- AIM OF THE TASK
Would you please restate all of the data exactly?

- EXERCISE MATERIALS
● ● ● ● ●

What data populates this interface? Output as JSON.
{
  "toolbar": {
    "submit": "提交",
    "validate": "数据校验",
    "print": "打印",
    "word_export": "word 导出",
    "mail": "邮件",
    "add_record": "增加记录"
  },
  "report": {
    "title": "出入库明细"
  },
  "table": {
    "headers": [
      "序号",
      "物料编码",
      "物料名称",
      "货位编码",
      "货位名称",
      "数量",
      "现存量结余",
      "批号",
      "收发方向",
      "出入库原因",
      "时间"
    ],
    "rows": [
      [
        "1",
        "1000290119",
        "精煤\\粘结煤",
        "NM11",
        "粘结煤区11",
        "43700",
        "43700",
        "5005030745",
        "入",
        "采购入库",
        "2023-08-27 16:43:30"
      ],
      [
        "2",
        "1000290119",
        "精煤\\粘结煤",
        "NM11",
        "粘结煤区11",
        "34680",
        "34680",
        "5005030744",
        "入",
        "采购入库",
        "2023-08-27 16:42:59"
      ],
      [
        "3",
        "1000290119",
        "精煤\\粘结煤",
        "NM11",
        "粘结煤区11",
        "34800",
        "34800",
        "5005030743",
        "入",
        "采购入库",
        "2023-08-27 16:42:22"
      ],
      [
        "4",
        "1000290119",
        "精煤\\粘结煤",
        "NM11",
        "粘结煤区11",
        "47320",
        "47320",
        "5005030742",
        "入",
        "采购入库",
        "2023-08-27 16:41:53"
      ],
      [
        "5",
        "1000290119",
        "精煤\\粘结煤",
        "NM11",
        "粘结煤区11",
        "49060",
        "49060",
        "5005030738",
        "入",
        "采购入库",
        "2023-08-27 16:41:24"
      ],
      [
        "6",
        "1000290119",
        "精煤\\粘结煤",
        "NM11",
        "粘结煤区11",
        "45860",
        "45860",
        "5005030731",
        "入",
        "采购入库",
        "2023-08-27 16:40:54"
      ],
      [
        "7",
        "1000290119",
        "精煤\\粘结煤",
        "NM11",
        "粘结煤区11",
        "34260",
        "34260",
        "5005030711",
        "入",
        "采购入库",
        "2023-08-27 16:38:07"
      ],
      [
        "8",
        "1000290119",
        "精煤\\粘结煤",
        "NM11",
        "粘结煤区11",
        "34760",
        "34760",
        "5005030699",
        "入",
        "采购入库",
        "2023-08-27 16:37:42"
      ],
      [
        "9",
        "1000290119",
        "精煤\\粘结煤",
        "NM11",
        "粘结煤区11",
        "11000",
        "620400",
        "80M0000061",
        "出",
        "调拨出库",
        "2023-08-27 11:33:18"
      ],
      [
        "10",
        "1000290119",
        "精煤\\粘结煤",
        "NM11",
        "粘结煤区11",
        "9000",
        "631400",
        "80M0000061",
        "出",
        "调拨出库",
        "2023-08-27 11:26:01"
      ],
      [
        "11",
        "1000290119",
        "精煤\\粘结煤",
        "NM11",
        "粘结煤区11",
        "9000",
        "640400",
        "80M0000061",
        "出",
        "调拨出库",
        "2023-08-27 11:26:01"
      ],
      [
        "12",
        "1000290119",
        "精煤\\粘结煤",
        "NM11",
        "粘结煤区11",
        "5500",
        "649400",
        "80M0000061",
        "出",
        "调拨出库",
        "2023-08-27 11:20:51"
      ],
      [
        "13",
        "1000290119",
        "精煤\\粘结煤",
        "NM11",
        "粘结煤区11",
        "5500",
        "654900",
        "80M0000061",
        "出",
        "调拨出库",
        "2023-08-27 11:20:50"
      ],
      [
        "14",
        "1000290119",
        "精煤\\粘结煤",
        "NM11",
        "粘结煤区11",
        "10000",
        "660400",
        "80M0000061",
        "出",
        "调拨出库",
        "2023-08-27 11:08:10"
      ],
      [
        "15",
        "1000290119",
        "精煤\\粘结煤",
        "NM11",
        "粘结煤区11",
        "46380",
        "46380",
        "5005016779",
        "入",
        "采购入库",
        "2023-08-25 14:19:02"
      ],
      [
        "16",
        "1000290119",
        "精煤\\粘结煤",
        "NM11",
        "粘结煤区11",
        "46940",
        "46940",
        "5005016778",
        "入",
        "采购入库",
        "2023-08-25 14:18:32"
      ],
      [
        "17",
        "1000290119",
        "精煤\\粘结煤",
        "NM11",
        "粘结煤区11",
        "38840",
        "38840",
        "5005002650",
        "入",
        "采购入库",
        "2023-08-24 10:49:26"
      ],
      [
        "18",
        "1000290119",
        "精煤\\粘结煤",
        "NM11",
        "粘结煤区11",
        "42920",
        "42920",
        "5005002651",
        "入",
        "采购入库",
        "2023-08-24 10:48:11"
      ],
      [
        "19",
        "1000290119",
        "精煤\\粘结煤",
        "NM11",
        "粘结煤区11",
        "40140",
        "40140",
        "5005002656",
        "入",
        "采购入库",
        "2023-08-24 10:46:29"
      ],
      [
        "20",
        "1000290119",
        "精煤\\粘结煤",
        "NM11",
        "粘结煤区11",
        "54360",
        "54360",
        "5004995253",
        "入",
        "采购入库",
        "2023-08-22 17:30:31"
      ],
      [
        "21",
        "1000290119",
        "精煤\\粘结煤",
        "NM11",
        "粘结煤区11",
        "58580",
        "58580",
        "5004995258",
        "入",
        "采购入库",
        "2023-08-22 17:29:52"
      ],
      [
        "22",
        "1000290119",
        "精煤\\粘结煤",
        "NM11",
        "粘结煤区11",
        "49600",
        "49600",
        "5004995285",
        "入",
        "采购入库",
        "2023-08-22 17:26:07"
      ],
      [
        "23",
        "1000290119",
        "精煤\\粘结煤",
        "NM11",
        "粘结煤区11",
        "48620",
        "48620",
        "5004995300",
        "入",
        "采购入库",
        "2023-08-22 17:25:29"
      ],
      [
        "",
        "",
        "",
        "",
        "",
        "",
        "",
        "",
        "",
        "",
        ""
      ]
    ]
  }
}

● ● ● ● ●

- EXERCISE OUTPUT
What data populates this interface? Output as JSON.
{
  "toolbar": {
    "submit": "提交",
    "validate": "数据校验",
    "print": "打印",
    "word_export": "word 导出",
    "mail": "邮件",
    "add_record": "增加记录"
  },
  "report": {
    "title": "出入库明细"
  },
  "table": {
    "headers": [
      "序号",
      "物料编码",
      "物料名称",
      "货位编码",
      "货位名称",
      "数量",
      "现存量结余",
      "批号",
      "收发方向",
      "出入库原因",
      "时间"
    ],
    "rows": [
      [
        "1",
        "1000290119",
        "精煤\\粘结煤",
        "NM11",
        "粘结煤区11",
        "43700",
        "43700",
        "5005030745",
        "入",
        "采购入库",
        "2023-08-27 16:43:30"
      ],
      [
        "2",
        "1000290119",
        "精煤\\粘结煤",
        "NM11",
        "粘结煤区11",
        "34680",
        "34680",
        "5005030744",
        "入",
        "采购入库",
        "2023-08-27 16:42:59"
      ],
      [
        "3",
        "1000290119",
        "精煤\\粘结煤",
        "NM11",
        "粘结煤区11",
        "34800",
        "34800",
        "5005030743",
        "入",
        "采购入库",
        "2023-08-27 16:42:22"
      ],
      [
        "4",
        "1000290119",
        "精煤\\粘结煤",
        "NM11",
        "粘结煤区11",
        "47320",
        "47320",
        "5005030742",
        "入",
        "采购入库",
        "2023-08-27 16:41:53"
      ],
      [
        "5",
        "1000290119",
        "精煤\\粘结煤",
        "NM11",
        "粘结煤区11",
        "49060",
        "49060",
        "5005030738",
        "入",
        "采购入库",
        "2023-08-27 16:41:24"
      ],
      [
        "6",
        "1000290119",
        "精煤\\粘结煤",
        "NM11",
        "粘结煤区11",
        "45860",
        "45860",
        "5005030731",
        "入",
        "采购入库",
        "2023-08-27 16:40:54"
      ],
      [
        "7",
        "1000290119",
        "精煤\\粘结煤",
        "NM11",
        "粘结煤区11",
        "34260",
        "34260",
        "5005030711",
        "入",
        "采购入库",
        "2023-08-27 16:38:07"
      ],
      [
        "8",
        "1000290119",
        "精煤\\粘结煤",
        "NM11",
        "粘结煤区11",
        "34760",
        "34760",
        "5005030699",
        "入",
        "采购入库",
        "2023-08-27 16:37:42"
      ],
      [
        "9",
        "1000290119",
        "精煤\\粘结煤",
        "NM11",
        "粘结煤区11",
        "11000",
        "620400",
        "80M0000061",
        "出",
        "调拨出库",
        "2023-08-27 11:33:18"
      ],
      [
        "10",
        "1000290119",
        "精煤\\粘结煤",
        "NM11",
        "粘结煤区11",
        "9000",
        "631400",
        "80M0000061",
        "出",
        "调拨出库",
        "2023-08-27 11:26:01"
      ],
      [
        "11",
        "1000290119",
        "精煤\\粘结煤",
        "NM11",
        "粘结煤区11",
        "9000",
        "640400",
        "80M0000061",
        "出",
        "调拨出库",
        "2023-08-27 11:26:01"
      ],
      [
        "12",
        "1000290119",
        "精煤\\粘结煤",
        "NM11",
        "粘结煤区11",
        "5500",
        "649400",
        "80M0000061",
        "出",
        "调拨出库",
        "2023-08-27 11:20:51"
      ],
      [
        "13",
        "1000290119",
        "精煤\\粘结煤",
        "NM11",
        "粘结煤区11",
        "5500",
        "654900",
        "80M0000061",
        "出",
        "调拨出库",
        "2023-08-27 11:20:50"
      ],
      [
        "14",
        "1000290119",
        "精煤\\粘结煤",
        "NM11",
        "粘结煤区11",
        "10000",
        "660400",
        "80M0000061",
        "出",
        "调拨出库",
        "2023-08-27 11:08:10"
      ],
      [
        "15",
        "1000290119",
        "精煤\\粘结煤",
        "NM11",
        "粘结煤区11",
        "46380",
        "46380",
        "5005016779",
        "入",
        "采购入库",
        "2023-08-25 14:19:02"
      ],
      [
        "16",
        "1000290119",
        "精煤\\粘结煤",
        "NM11",
        "粘结煤区11",
        "46940",
        "46940",
        "5005016778",
        "入",
        "采购入库",
        "2023-08-25 14:18:32"
      ],
      [
        "17",
        "1000290119",
        "精煤\\粘结煤",
        "NM11",
        "粘结煤区11",
        "38840",
        "38840",
        "5005002650",
        "入",
        "采购入库",
        "2023-08-24 10:49:26"
      ],
      [
        "18",
        "1000290119",
        "精煤\\粘结煤",
        "NM11",
        "粘结煤区11",
        "42920",
        "42920",
        "5005002651",
        "入",
        "采购入库",
        "2023-08-24 10:48:11"
      ],
      [
        "19",
        "1000290119",
        "精煤\\粘结煤",
        "NM11",
        "粘结煤区11",
        "40140",
        "40140",
        "5005002656",
        "入",
        "采购入库",
        "2023-08-24 10:46:29"
      ],
      [
        "20",
        "1000290119",
        "精煤\\粘结煤",
        "NM11",
        "粘结煤区11",
        "54360",
        "54360",
        "5004995253",
        "入",
        "采购入库",
        "2023-08-22 17:30:31"
      ],
      [
        "21",
        "1000290119",
        "精煤\\粘结煤",
        "NM11",
        "粘结煤区11",
        "58580",
        "58580",
        "5004995258",
        "入",
        "采购入库",
        "2023-08-22 17:29:52"
      ],
      [
        "22",
        "1000290119",
        "精煤\\粘结煤",
        "NM11",
        "粘结煤区11",
        "49600",
        "49600",
        "5004995285",
        "入",
        "采购入库",
        "2023-08-22 17:26:07"
      ],
      [
        "23",
        "1000290119",
        "精煤\\粘结煤",
        "NM11",
        "粘结煤区11",
        "48620",
        "48620",
        "5004995300",
        "入",
        "采购入库",
        "2023-08-22 17:25:29"
      ],
      [
        "",
        "",
        "",
        "",
        "",
        "",
        "",
        "",
        "",
        "",
        ""
      ]
    ]
  }
}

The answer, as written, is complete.